October 2017. Patrick Kirkby, Casey Williams & Saleemul Huq
Community-based adaptation (CBA) is an approach to strengthening the adaptive capacity of local communities vulnerable to climate change. The CBA approach increasingly features in discussions among policy makers, planners, advocates, and researchers, and has been endorsed and adopted by numerous governmental and non-governmental organizations. However, to date the CBA approach has lacked conceptual clarity, and the term is interpreted and deployed in various and often contradictory ways. This paper seeks to address this deficit by explaining the rationale put forth for CBA by its proponents, outlining its guiding principles, and theorizing some of its key challenges, which often point to opportunities for the approach to evolve.
Non-economic losses from climate change: opportunities for policy-oriented research .September 2017. Olivia Maria Serdeczny , Steffen Bauer & Saleemul Huq

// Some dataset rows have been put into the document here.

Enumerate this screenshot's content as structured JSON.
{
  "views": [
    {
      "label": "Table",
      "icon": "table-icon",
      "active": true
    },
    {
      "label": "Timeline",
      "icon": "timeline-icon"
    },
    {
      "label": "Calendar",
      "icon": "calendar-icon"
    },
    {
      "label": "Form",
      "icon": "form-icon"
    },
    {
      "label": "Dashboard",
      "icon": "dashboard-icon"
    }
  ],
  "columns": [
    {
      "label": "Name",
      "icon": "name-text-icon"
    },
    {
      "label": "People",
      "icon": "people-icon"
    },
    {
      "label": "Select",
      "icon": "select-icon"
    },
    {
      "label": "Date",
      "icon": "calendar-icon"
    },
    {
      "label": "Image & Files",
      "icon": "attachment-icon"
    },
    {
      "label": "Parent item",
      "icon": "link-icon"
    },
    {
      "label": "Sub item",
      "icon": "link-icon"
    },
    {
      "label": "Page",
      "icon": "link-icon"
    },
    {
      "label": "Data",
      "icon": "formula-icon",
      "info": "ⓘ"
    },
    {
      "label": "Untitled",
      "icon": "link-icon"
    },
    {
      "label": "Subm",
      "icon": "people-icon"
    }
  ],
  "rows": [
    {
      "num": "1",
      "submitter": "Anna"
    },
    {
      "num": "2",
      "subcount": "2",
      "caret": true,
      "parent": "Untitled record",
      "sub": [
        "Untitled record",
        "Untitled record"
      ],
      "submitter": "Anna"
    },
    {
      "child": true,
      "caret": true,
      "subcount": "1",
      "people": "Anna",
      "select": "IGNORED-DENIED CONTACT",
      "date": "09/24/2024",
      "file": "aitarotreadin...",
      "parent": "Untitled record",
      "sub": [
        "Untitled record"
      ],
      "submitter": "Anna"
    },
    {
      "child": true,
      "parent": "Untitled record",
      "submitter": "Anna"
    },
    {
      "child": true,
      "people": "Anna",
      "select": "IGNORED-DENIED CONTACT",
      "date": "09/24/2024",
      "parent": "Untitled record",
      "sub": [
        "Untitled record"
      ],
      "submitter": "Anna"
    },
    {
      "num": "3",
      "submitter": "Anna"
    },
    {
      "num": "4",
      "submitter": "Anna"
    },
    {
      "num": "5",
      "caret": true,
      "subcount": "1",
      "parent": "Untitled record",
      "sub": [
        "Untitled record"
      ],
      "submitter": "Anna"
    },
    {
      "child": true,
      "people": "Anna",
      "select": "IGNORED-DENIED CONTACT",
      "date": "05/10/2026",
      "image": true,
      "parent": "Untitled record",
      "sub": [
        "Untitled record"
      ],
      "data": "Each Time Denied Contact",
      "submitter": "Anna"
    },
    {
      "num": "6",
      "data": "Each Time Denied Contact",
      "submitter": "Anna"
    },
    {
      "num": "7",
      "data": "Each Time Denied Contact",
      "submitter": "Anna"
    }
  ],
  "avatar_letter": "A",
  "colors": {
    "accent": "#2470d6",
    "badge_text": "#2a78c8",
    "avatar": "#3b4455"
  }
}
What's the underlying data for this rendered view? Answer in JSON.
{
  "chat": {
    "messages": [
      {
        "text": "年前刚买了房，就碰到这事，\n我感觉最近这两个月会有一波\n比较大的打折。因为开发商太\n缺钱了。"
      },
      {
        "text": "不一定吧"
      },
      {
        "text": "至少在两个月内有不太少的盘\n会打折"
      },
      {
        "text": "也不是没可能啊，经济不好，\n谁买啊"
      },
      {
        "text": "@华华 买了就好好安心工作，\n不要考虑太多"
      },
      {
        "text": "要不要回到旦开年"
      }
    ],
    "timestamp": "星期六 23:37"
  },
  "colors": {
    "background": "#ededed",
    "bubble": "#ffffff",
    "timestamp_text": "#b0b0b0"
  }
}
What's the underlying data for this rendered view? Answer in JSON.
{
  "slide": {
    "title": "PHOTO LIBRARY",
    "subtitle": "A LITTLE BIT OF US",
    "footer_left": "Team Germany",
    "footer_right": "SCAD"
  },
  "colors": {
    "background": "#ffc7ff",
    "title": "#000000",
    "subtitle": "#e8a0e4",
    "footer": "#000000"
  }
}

The concept of non-economic losses (NELs) has recently emerged in the context of negotiations on loss and damage under the United Nations Framework Convention on Climate Change (UNFCCC). NELs are losses of values that are not commonly traded in markets but bear high relevance for those affected. Examples include loss of life, biodiversity and cultural heritage. The ongoing institutionalization of approaches to loss and damage under the UNFCCC offers great opportunities to provide a sound information base for policy- and decision-making on NELs. Available expertise to meet the emerging knowledge needs includes insights into relevant indicators, and adequate means of integrating NELs into decision-making processes that seek to reduce losses ex-ante. Further research is needed to identify or develop appropriate responses to NELs ex-post. Here, historical analogues of loss and practices of remembrance and recognition can provide valuable insights. Opportunities for engagement exist at the UNFCCC’s science-policy interface. These include participation and active engagement at open meetings under the UNFCCC to advance exchange on applied research that is framed around policy-relevant questions on NELs as well as interaction with the expert group on NELs that was set up under the designated policy body to work on loss and damage under the UNFCCC, i.e. the Warsaw International Mechanism.
. August 2017. Alina Schulenburg, Md. Kamruzzaman, Md. Bodrud-Doza Makame Mahmud, Rigan Ali Khan, Muhammed Atikul Haque, Naimul Islam, Md. Badrul Alam Talukder, Priodarshine Auvi, Md. Feisal Rahman
Non-Economic Loss and Damage Caused by Climatic Stressors in Selected Coastal Districts of Bangladesh. October 2014. Stephanie Andrei, Golam Rabbani and Hafij Islam Khan.
This report aims to respond to this gap in knowledge by presenting findings from the community level in South-West Bangladesh. The main goal of this research study was to begin deconstructing what non-economic losses and damages might entail and evaluate qualitative methods for its research. The research was conducted in partnership with the International Centre for Climate Change and Development (ICCCAD) and the Bangladesh Center for Advanced Studies (BCAS) and made possible by the Asian Development Bank (ADB). This report feeds into ADB’s projects to support the implementation of the Bangladesh Climate Change Strategy Action Plan (BCCSAP) and in particular, items related to loss and damage.
This report is an exploratory study on scaling up and scaling out the GEF SGP community-based adaptation (CBA) project, implemented by UNDP. Using Namibia in sub-Saharan Africa as a case study, this report identifies which processes used and results obtained are effective.
Scoping Report – Current Status of IBI in Bangladesh, 2013, Ahmed, T, WorldFish.
With current and anticipated increases in magnitude of extreme weather events and a declining consistency in weather patterns, particularly challenging for agriculture, there has been a growing interest in weather index-based insurance (IBI) schemes in Bangladesh. A number of weather index-based insurance products have already been tested and applied across Asia and Africa, with varying degrees of success, as a mechanism to improve livelihood security by enabling vulnerable populations to transfer risk associated with climate change, extreme weather events and other hazards. In the process, these efforts have generated important new knowledge on how these schemes can be designed and implemented for optimal results. However, the practice of index-based insurance is still limited in Bangladesh, and the experience and knowledge generated by the different stakeholders involved needs to be better communicated.